* _WHAT YOU NEED TO DO_: For each entry below, copy the text exactly and leave out any picture.

* _EXERCISE MATERIALS_:
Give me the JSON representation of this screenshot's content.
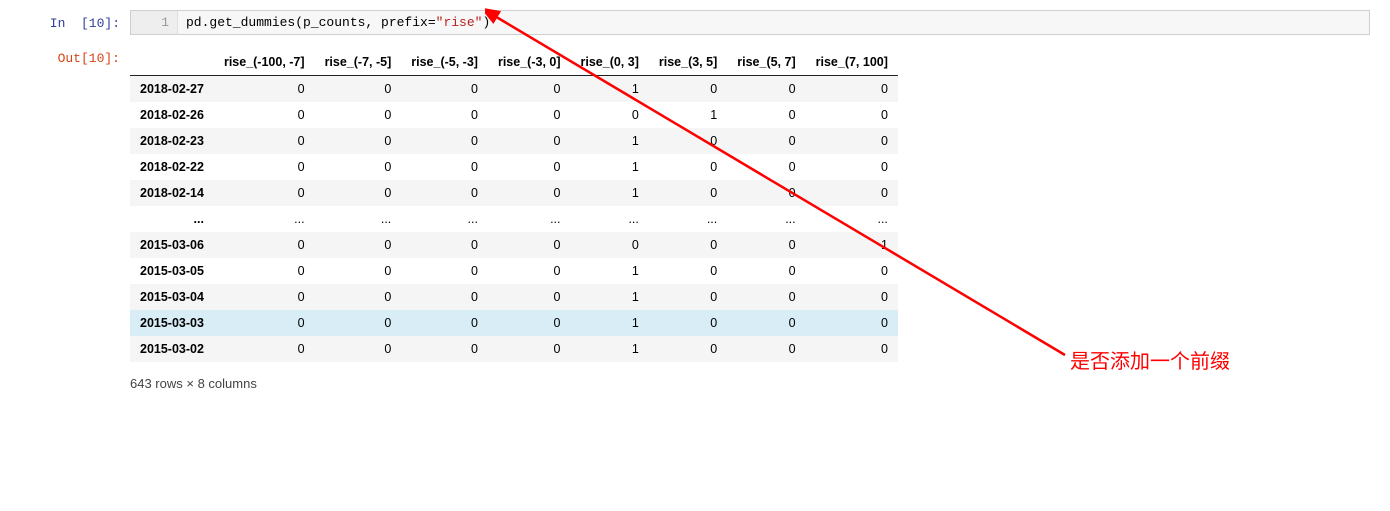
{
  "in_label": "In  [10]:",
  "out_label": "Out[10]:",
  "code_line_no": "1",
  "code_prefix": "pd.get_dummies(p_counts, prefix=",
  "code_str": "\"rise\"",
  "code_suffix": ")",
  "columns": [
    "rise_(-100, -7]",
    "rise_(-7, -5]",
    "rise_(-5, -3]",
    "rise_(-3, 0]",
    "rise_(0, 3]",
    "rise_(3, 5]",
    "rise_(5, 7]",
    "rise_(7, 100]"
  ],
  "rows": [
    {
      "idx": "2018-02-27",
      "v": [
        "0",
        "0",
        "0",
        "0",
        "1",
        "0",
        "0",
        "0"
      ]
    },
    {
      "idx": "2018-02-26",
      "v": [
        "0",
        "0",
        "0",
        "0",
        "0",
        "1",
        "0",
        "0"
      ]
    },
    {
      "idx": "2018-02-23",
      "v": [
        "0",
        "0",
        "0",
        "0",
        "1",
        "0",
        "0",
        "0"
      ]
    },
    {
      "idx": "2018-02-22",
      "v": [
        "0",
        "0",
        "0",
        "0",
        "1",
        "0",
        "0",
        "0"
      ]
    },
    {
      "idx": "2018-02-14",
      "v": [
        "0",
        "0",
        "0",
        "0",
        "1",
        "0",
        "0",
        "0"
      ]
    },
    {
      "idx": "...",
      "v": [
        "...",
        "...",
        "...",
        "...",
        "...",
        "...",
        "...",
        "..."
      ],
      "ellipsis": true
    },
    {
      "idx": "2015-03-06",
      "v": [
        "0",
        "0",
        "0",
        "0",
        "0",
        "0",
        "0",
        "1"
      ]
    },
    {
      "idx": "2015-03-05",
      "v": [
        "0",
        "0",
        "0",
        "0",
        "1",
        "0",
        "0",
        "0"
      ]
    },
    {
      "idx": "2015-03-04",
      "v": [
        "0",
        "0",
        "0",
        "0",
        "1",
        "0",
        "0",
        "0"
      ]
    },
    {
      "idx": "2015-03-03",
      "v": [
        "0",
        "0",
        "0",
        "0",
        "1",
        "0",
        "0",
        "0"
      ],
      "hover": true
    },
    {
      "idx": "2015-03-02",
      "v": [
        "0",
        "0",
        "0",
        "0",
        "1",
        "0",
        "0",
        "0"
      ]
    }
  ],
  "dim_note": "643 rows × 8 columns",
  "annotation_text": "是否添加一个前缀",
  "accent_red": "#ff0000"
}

* _YOUR SOLUTION_:
Give me the JSON representation of this screenshot's content.
{
  "in_label": "In  [10]:",
  "out_label": "Out[10]:",
  "code_line_no": "1",
  "code_prefix": "pd.get_dummies(p_counts, prefix=",
  "code_str": "\"rise\"",
  "code_suffix": ")",
  "columns": [
    "rise_(-100, -7]",
    "rise_(-7, -5]",
    "rise_(-5, -3]",
    "rise_(-3, 0]",
    "rise_(0, 3]",
    "rise_(3, 5]",
    "rise_(5, 7]",
    "rise_(7, 100]"
  ],
  "rows": [
    {
      "idx": "2018-02-27",
      "v": [
        "0",
        "0",
        "0",
        "0",
        "1",
        "0",
        "0",
        "0"
      ]
    },
    {
      "idx": "2018-02-26",
      "v": [
        "0",
        "0",
        "0",
        "0",
        "0",
        "1",
        "0",
        "0"
      ]
    },
    {
      "idx": "2018-02-23",
      "v": [
        "0",
        "0",
        "0",
        "0",
        "1",
        "0",
        "0",
        "0"
      ]
    },
    {
      "idx": "2018-02-22",
      "v": [
        "0",
        "0",
        "0",
        "0",
        "1",
        "0",
        "0",
        "0"
      ]
    },
    {
      "idx": "2018-02-14",
      "v": [
        "0",
        "0",
        "0",
        "0",
        "1",
        "0",
        "0",
        "0"
      ]
    },
    {
      "idx": "...",
      "v": [
        "...",
        "...",
        "...",
        "...",
        "...",
        "...",
        "...",
        "..."
      ],
      "ellipsis": true
    },
    {
      "idx": "2015-03-06",
      "v": [
        "0",
        "0",
        "0",
        "0",
        "0",
        "0",
        "0",
        "1"
      ]
    },
    {
      "idx": "2015-03-05",
      "v": [
        "0",
        "0",
        "0",
        "0",
        "1",
        "0",
        "0",
        "0"
      ]
    },
    {
      "idx": "2015-03-04",
      "v": [
        "0",
        "0",
        "0",
        "0",
        "1",
        "0",
        "0",
        "0"
      ]
    },
    {
      "idx": "2015-03-03",
      "v": [
        "0",
        "0",
        "0",
        "0",
        "1",
        "0",
        "0",
        "0"
      ],
      "hover": true
    },
    {
      "idx": "2015-03-02",
      "v": [
        "0",
        "0",
        "0",
        "0",
        "1",
        "0",
        "0",
        "0"
      ]
    }
  ],
  "dim_note": "643 rows × 8 columns",
  "annotation_text": "是否添加一个前缀",
  "accent_red": "#ff0000"
}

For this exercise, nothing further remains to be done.